Lottery is a popular pastime in many countries, and it is an easy way to raise money for charities, education, and public works projects. However, it is important to understand the odds of winning a lottery before you play. Some states prohibit online lottery sales, while others have restrictions on the types of prizes that can be won. There are also tax implications and other issues to consider when playing a lottery.
In the early days of the lottery, tickets were distributed to guests at dinner parties as an amusement. Prizes were usually fancy items such as dinnerware. By the time the Roman Empire ended, it had become an established practice throughout Europe to use a lottery to fund public works projects.
The modern lottery is a national or state-based game in which players buy tickets and numbers are randomly drawn to determine winners. It is usually held at least twice a week. It is a popular game that can be played by people of all ages. The prize amounts vary from country to country, but in most cases they are fixed.
A good way to improve your chances of winning is to buy more tickets. This can be done by using a group of people to purchase a large number of tickets, or by purchasing tickets for multiple drawings. It is also important to keep track of the results. If you do not remember the results of a drawing, you should check them again after the drawing has finished.
If you win a lottery, you should be sure to keep all of the tickets and numbers in a safe place. You should also make a note in your calendar of the date and time of the drawing. This will help you avoid forgetting and missing the drawing altogether.

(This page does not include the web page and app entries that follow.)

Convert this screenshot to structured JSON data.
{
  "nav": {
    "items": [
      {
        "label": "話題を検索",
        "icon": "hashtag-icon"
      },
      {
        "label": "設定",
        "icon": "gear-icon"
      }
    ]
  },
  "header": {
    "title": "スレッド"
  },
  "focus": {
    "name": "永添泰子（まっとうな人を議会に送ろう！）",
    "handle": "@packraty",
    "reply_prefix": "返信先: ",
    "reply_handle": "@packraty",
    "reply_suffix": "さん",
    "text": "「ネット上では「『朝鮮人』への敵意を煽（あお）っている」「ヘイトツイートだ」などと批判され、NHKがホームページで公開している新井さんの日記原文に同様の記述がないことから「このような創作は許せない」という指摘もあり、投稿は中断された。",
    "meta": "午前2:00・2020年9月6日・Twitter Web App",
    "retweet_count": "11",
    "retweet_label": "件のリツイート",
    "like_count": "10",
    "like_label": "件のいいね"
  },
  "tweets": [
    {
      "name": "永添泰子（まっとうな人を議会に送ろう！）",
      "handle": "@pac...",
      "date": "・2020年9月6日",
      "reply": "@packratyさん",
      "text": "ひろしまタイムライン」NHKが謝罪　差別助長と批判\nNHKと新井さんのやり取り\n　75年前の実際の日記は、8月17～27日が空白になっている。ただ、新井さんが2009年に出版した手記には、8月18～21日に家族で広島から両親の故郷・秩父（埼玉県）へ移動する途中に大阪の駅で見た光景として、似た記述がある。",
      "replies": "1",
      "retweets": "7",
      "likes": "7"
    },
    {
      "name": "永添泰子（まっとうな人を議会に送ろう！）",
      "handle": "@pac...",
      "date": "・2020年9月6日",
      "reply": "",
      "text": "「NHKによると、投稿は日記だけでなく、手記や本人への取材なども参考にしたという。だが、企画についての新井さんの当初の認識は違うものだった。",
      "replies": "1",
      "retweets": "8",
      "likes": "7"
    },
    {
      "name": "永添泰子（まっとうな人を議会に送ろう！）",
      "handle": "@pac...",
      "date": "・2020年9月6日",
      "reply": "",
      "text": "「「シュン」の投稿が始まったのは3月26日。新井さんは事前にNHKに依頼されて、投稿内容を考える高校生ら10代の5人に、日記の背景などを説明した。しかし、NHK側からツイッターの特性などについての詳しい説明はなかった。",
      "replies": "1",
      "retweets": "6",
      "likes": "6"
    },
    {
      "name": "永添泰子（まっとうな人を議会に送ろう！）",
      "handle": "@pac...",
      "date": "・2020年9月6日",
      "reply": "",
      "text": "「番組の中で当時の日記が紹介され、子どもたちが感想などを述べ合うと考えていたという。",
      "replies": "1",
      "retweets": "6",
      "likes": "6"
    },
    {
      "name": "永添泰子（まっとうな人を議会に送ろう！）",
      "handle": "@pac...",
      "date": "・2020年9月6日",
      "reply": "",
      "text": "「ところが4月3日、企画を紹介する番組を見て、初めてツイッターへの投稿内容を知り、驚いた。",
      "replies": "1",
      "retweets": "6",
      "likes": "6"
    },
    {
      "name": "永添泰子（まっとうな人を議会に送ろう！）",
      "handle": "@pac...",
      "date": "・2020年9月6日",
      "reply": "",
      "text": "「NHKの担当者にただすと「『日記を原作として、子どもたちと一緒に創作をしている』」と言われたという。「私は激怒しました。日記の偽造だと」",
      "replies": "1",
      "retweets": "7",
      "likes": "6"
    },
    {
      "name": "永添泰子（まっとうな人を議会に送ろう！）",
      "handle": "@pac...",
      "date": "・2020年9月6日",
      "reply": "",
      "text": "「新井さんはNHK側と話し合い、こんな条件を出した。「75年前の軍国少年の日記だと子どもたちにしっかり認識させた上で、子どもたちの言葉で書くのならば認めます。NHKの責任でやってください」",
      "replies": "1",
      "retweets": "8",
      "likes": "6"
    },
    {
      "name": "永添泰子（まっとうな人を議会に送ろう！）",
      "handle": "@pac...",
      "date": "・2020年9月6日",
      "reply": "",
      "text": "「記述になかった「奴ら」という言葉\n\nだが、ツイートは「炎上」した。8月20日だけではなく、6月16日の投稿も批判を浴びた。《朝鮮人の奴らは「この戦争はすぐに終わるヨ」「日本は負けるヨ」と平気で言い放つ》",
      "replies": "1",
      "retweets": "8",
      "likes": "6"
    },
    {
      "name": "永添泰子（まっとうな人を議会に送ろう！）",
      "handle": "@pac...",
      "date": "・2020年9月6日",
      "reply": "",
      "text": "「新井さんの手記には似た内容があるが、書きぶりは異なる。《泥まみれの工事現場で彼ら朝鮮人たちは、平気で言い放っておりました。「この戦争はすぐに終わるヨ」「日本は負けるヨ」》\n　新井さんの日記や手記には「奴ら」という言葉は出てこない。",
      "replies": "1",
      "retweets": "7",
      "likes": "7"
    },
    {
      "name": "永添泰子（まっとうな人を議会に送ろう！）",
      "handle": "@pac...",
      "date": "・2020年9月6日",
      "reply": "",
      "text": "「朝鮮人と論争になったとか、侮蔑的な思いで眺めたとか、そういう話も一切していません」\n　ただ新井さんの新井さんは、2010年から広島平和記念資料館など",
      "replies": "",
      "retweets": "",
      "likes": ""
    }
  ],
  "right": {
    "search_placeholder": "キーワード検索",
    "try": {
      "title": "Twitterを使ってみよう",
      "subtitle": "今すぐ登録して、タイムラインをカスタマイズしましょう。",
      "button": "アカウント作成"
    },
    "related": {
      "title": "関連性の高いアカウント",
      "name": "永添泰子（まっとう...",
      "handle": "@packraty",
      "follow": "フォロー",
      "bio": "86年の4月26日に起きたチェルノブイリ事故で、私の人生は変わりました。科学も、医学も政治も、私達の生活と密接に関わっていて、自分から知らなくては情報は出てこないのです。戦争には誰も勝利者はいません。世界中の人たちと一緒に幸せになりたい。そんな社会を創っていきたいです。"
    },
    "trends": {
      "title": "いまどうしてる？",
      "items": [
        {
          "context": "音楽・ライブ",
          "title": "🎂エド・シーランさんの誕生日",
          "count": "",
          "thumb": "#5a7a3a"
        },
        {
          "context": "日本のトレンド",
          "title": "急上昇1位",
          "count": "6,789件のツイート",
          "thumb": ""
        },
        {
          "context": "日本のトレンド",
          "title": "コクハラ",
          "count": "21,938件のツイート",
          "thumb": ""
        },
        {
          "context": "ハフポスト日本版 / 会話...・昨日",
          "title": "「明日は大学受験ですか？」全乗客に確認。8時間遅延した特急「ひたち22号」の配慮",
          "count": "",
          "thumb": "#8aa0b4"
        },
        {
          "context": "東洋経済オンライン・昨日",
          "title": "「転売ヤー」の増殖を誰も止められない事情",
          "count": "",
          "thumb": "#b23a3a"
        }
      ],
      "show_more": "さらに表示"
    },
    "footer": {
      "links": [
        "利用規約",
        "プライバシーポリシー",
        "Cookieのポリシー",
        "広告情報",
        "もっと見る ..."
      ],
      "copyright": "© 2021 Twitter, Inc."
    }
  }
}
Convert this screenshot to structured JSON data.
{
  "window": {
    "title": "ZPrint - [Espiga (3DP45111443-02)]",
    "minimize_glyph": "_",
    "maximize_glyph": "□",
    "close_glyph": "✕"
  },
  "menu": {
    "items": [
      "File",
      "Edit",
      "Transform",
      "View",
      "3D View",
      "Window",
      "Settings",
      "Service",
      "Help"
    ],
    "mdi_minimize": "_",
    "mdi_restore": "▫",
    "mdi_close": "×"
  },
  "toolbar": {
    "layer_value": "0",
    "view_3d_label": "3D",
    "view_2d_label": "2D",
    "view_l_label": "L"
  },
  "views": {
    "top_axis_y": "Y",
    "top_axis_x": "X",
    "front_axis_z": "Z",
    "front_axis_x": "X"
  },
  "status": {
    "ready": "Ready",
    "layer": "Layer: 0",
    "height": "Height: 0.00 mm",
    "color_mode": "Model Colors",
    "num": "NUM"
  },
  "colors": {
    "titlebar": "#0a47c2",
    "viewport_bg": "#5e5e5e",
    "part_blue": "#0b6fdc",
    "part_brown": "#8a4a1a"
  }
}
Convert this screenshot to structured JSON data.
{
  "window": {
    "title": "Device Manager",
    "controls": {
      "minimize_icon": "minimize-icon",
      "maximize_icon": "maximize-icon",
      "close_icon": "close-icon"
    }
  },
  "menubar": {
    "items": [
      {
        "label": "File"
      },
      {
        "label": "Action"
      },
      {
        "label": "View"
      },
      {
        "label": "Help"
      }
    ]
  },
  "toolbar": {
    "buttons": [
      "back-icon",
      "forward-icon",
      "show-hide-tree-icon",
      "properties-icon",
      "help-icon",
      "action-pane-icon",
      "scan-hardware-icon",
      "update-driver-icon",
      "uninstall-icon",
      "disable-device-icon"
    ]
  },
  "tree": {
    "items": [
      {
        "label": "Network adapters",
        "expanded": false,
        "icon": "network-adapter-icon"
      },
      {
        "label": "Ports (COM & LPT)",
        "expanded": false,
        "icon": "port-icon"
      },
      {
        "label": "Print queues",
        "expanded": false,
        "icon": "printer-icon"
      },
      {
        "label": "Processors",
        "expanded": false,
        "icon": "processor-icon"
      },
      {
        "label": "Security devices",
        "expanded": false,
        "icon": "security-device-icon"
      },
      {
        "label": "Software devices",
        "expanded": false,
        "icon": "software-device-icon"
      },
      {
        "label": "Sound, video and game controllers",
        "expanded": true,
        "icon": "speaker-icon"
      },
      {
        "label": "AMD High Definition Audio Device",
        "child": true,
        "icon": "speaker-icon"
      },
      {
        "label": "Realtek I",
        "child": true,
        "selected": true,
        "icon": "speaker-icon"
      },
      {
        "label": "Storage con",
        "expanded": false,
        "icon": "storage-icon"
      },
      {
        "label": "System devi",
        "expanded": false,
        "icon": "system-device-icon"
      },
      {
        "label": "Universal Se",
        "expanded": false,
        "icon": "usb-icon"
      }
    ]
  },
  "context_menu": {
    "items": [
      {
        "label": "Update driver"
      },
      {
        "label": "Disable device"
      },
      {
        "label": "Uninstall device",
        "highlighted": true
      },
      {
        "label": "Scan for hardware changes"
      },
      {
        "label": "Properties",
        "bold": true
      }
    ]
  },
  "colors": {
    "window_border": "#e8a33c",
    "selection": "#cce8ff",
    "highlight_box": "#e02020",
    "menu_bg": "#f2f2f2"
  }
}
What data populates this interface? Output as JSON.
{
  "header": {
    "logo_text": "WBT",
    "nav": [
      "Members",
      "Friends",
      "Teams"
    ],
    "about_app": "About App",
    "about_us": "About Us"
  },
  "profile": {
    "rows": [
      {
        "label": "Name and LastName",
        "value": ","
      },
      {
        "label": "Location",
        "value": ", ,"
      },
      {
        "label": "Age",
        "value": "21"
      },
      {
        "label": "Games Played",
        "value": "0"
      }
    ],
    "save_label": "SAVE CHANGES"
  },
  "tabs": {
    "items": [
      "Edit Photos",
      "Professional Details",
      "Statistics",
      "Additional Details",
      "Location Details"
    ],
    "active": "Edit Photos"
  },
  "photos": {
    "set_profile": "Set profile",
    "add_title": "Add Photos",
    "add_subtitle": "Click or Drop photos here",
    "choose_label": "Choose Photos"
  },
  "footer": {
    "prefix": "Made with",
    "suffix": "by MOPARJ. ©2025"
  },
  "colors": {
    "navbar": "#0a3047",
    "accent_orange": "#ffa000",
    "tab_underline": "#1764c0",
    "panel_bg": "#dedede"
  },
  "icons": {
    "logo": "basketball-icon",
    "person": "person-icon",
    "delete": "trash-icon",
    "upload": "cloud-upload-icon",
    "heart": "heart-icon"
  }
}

The odds of winning a lottery are very low. If you do win, it is a good idea to invest the prize money in something that will grow over time. For example, you could use it to build an emergency savings account or to pay off debt. You should also avoid using the money to gamble, as it will not increase your chances of winning. It is a good idea to talk with a professional financial advisor before spending any money on the lottery. They can offer advice about how to choose the best lottery numbers and strategies. They can also help you avoid making any financial mistakes. This is particularly important for newcomers to the world of gambling.